A state newspaper in China said eight Chinese peacekeepers serving in Haiti were known dead and 10 were missing - though officials later said the information was not confirmed. Jordan's official news agency said three of its peacekeepers were killed and 21 others injured.
Foreign Minister Lawrence Cannon said he wasn't able to reach Haiti's Foreign Minister but had been in touch with Canadian Ambassador Claude Boucher, who said that, as far as he knows, no Canadians were among those killed.
"From the preliminary assessment the ambassador gave to us, I can say we don't have any information that would lead us to believe Canadians have been affected," Mr. Cannon said.
The Canadian embassy has been evacuated as a precautionary measure and Mr. Cannon urged the estimated 6,000 Canadians in Haiti to contact family and friends in Canada to assure them they're all right. Mr. Cannon said friends and family of Canadians in Haiti can call the emergency operations centre in Ottawa at 1-800-387-3124 for assistance.
Canada has yet to decide whether to send its Disaster Assistance Response Team to the quake-torn area - officials still need to assess the damage and available equipment, he said.
The relief team came under fire several years ago for failing to respond quickly to a tsunami that swept Sri Lanka and other countries in 2004.
Other nations were quick to pledge support Tuesday: French Foreign Minister Bernard Kouchner said France is preparing to urgently dispatch aid to Haiti.
U.S. President Barack Obama said his administration is "ready to assist" the quake-ravaged country. The Department of State, USAID and the U.S. Southern Command are assessing the damage and need for assistance.
"My thoughts and prayers go out to those who have been affected by this earthquake," Mr. Obama said in a statement.
The Red Cross's Ms. Marin, speaking with The Globe from Panama, said she's going with an emergency Red Cross team to Haiti on Wednesday.
"We're monitoring the situation right now with the Haitian Red Cross. … We've started co-ordinating efforts for search and rescue, which is the first thing we do following this type of disaster," she said, adding that the airport is functioning, although she wasn't sure about road access between communities.
"The next 24 hours are critical. Aftershocks can obviously create more damage so it's something that needs to be monitored very closely."
Canadian charity CARE was among many Canadian agencies struggling to contact its teams in Haiti, where it has about 100 people working on multiple projects, largely in rural areas, including hurricane relief following the 2008 storms.
"We have been completely unable to establish contact with our people down there," spokesman Kieran Green said.
Haitian-born Governor-General Michaëlle Jean, who last visited Haiti in January 2009, said she's following the unfolding disaster "with great attention and concern.
"This natural disaster has hit a country with an extremely fragile infrastructure, where many buildings are already unstable, and where living conditions are often very difficult.

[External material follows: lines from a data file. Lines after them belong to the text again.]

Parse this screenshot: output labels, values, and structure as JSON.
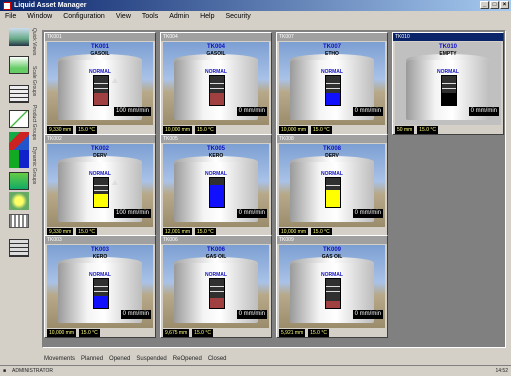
{
  "window": {
    "title": "Liquid Asset Manager"
  },
  "menu": [
    "File",
    "Window",
    "Configuration",
    "View",
    "Tools",
    "Admin",
    "Help",
    "Security"
  ],
  "toolbar": {
    "labels": [
      "Quick Views",
      "Scale Groups",
      "Product Groups",
      "Dynamic Groups"
    ]
  },
  "tanks": [
    {
      "id": "TK001",
      "title": "TK001",
      "product": "GASOIL",
      "state": "NORMAL",
      "level": "9,330 mm",
      "temp": "15.0 °C",
      "flow": "100 mm/min",
      "fill_color": "#a04040",
      "fill_pct": 0.4,
      "arrow": true,
      "active": false
    },
    {
      "id": "TK004",
      "title": "TK004",
      "product": "GASOIL",
      "state": "NORMAL",
      "level": "10,000 mm",
      "temp": "15.0 °C",
      "flow": "0 mm/min",
      "fill_color": "#a04040",
      "fill_pct": 0.4,
      "arrow": false,
      "active": false
    },
    {
      "id": "TK007",
      "title": "TK007",
      "product": "ETHO",
      "state": "NORMAL",
      "level": "10,000 mm",
      "temp": "15.0 °C",
      "flow": "0 mm/min",
      "fill_color": "#1010ff",
      "fill_pct": 0.4,
      "arrow": false,
      "active": false
    },
    {
      "id": "TK010",
      "title": "TK010",
      "product": "EMPTY",
      "state": "NORMAL",
      "level": "50 mm",
      "temp": "15.0 °C",
      "flow": "0 mm/min",
      "fill_color": "#000000",
      "fill_pct": 0.4,
      "arrow": false,
      "active": true
    },
    {
      "id": "TK002",
      "title": "TK002",
      "product": "DERV",
      "state": "NORMAL",
      "level": "9,330 mm",
      "temp": "15.0 °C",
      "flow": "100 mm/min",
      "fill_color": "#ffff00",
      "fill_pct": 0.45,
      "arrow": true,
      "active": false
    },
    {
      "id": "TK005",
      "title": "TK005",
      "product": "KERO",
      "state": "NORMAL",
      "level": "12,001 mm",
      "temp": "15.0 °C",
      "flow": "0 mm/min",
      "fill_color": "#1010ff",
      "fill_pct": 0.75,
      "arrow": false,
      "active": false
    },
    {
      "id": "TK008",
      "title": "TK008",
      "product": "DERV",
      "state": "NORMAL",
      "level": "10,000 mm",
      "temp": "15.0 °C",
      "flow": "0 mm/min",
      "fill_color": "#ffff00",
      "fill_pct": 0.6,
      "arrow": false,
      "active": false
    },
    {
      "id": "TK003",
      "title": "TK003",
      "product": "KERO",
      "state": "NORMAL",
      "level": "10,000 mm",
      "temp": "15.0 °C",
      "flow": "0 mm/min",
      "fill_color": "#1010ff",
      "fill_pct": 0.4,
      "arrow": false,
      "active": false
    },
    {
      "id": "TK006",
      "title": "TK006",
      "product": "GAS OIL",
      "state": "NORMAL",
      "level": "9,675 mm",
      "temp": "15.0 °C",
      "flow": "0 mm/min",
      "fill_color": "#a04040",
      "fill_pct": 0.35,
      "arrow": false,
      "active": false
    },
    {
      "id": "TK009",
      "title": "TK009",
      "product": "GAS OIL",
      "state": "NORMAL",
      "level": "5,921 mm",
      "temp": "15.0 °C",
      "flow": "0 mm/min",
      "fill_color": "#a04040",
      "fill_pct": 0.25,
      "arrow": false,
      "active": false
    }
  ],
  "bottom_tabs": [
    "Movements",
    "Planned",
    "Opened",
    "Suspended",
    "ReOpened",
    "Closed"
  ],
  "status": {
    "user": "ADMINISTRATOR",
    "time": "14:52"
  }
}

I fear for its people," she said. "I would like all Haitians to know that they are not alone and that the people of Canada will respond to this emergency."
Photos posted online depicted bloodied, maddened Haitians caked in dust and struggling through rubble, or staring in shock at the devastation before them.
Aftershocks continued late into the night, Mr. Moore said, "so the tension is still quite high." Many people were planning to sleep outdoors, he said.
The earthquake's devastating effect is magnified by the notoriously abysmal infrastructure in much of the country.
"This is frightening as there are so many poorly built houses built almost on top of one another on the sides of hills," Mr. Moore said. "I can only imagine that many have collapsed."
With reports from the Associated Press and The Canadian Press